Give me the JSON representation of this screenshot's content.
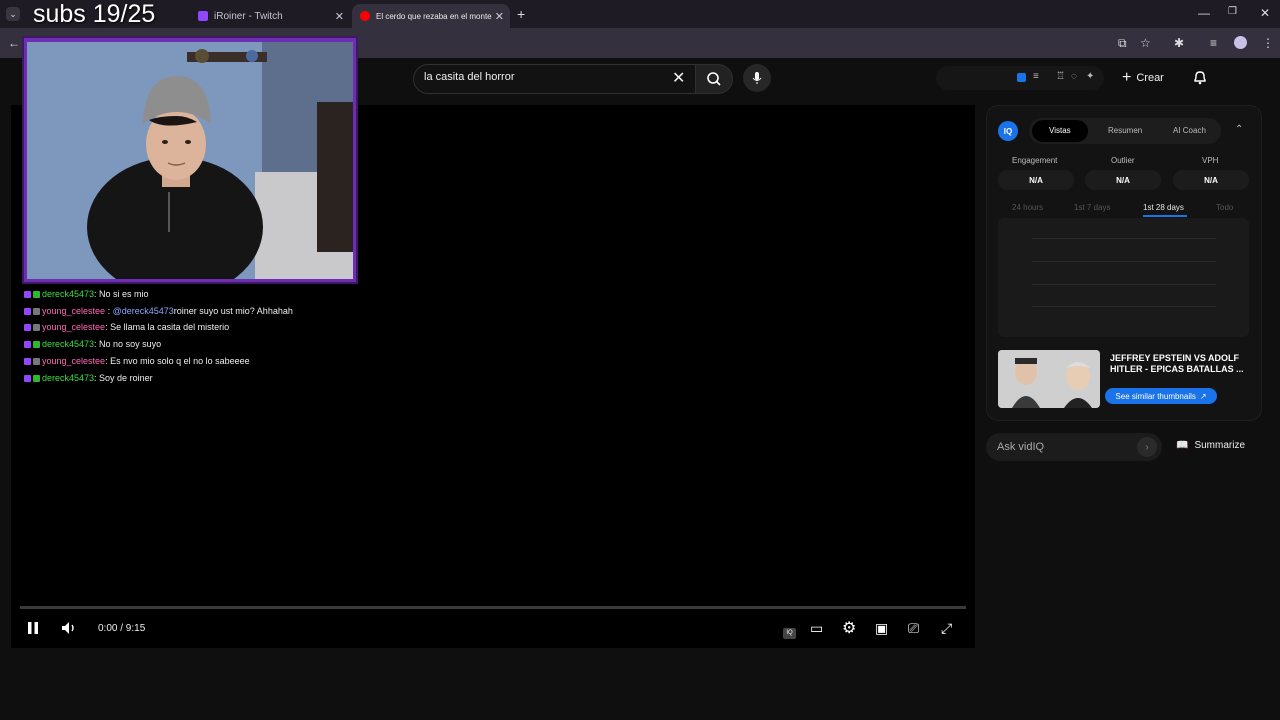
{
  "browser": {
    "tabs": [
      {
        "label": "",
        "active": false
      },
      {
        "label": "iRoiner - Twitch",
        "active": false
      },
      {
        "label": "El cerdo que rezaba en el monte",
        "active": true
      }
    ],
    "new_tab": "+",
    "close_glyph": "✕"
  },
  "overlay": {
    "subs_counter": "subs 19/25"
  },
  "chat": [
    {
      "user": "dereck45473",
      "color": "green",
      "mention": "",
      "message": " : No si es mio"
    },
    {
      "user": "young_celestee",
      "color": "pink",
      "mention": "@dereck45473",
      "message": " roiner suyo ust mio? Ahhahah"
    },
    {
      "user": "young_celestee",
      "color": "pink",
      "mention": "",
      "message": " : Se llama la casita del misterio"
    },
    {
      "user": "dereck45473",
      "color": "green",
      "mention": "",
      "message": " : No no soy suyo"
    },
    {
      "user": "young_celestee",
      "color": "pink",
      "mention": "",
      "message": " : Es nvo mio solo q el no lo sabeeee"
    },
    {
      "user": "dereck45473",
      "color": "green",
      "mention": "",
      "message": " : Soy de roiner"
    }
  ],
  "youtube": {
    "search_query": "la casita del horror",
    "create_label": "Crear"
  },
  "player": {
    "time": "0:00 / 9:15",
    "progress": 0
  },
  "vidiq": {
    "logo": "IQ",
    "tabs": [
      "Vistas",
      "Resumen",
      "AI Coach"
    ],
    "metrics": [
      {
        "label": "Engagement",
        "value": "N/A"
      },
      {
        "label": "Outlier",
        "value": "N/A"
      },
      {
        "label": "VPH",
        "value": "N/A"
      }
    ],
    "ranges": [
      "24 hours",
      "1st 7 days",
      "1st 28 days",
      "Todo"
    ],
    "video_title": "JEFFREY EPSTEIN VS ADOLF HITLER - EPICAS BATALLAS ...",
    "similar_btn": "See similar thumbnails",
    "ask_placeholder": "Ask vidIQ",
    "summarize_label": "Summarize"
  },
  "colors": {
    "accent": "#1a73e8",
    "cam_frame": "#6b2fb0",
    "chat_green": "#3ede3e",
    "chat_pink": "#ff69b4"
  }
}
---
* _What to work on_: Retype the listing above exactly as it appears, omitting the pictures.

* _Expected answer_:
Give me the JSON representation of this screenshot's content.
{
  "browser": {
    "tabs": [
      {
        "label": "",
        "active": false
      },
      {
        "label": "iRoiner - Twitch",
        "active": false
      },
      {
        "label": "El cerdo que rezaba en el monte",
        "active": true
      }
    ],
    "new_tab": "+",
    "close_glyph": "✕"
  },
  "overlay": {
    "subs_counter": "subs 19/25"
  },
  "chat": [
    {
      "user": "dereck45473",
      "color": "green",
      "mention": "",
      "message": " : No si es mio"
    },
    {
      "user": "young_celestee",
      "color": "pink",
      "mention": "@dereck45473",
      "message": " roiner suyo ust mio? Ahhahah"
    },
    {
      "user": "young_celestee",
      "color": "pink",
      "mention": "",
      "message": " : Se llama la casita del misterio"
    },
    {
      "user": "dereck45473",
      "color": "green",
      "mention": "",
      "message": " : No no soy suyo"
    },
    {
      "user": "young_celestee",
      "color": "pink",
      "mention": "",
      "message": " : Es nvo mio solo q el no lo sabeeee"
    },
    {
      "user": "dereck45473",
      "color": "green",
      "mention": "",
      "message": " : Soy de roiner"
    }
  ],
  "youtube": {
    "search_query": "la casita del horror",
    "create_label": "Crear"
  },
  "player": {
    "time": "0:00 / 9:15",
    "progress": 0
  },
  "vidiq": {
    "logo": "IQ",
    "tabs": [
      "Vistas",
      "Resumen",
      "AI Coach"
    ],
    "metrics": [
      {
        "label": "Engagement",
        "value": "N/A"
      },
      {
        "label": "Outlier",
        "value": "N/A"
      },
      {
        "label": "VPH",
        "value": "N/A"
      }
    ],
    "ranges": [
      "24 hours",
      "1st 7 days",
      "1st 28 days",
      "Todo"
    ],
    "video_title": "JEFFREY EPSTEIN VS ADOLF HITLER - EPICAS BATALLAS ...",
    "similar_btn": "See similar thumbnails",
    "ask_placeholder": "Ask vidIQ",
    "summarize_label": "Summarize"
  },
  "colors": {
    "accent": "#1a73e8",
    "cam_frame": "#6b2fb0",
    "chat_green": "#3ede3e",
    "chat_pink": "#ff69b4"
  }
}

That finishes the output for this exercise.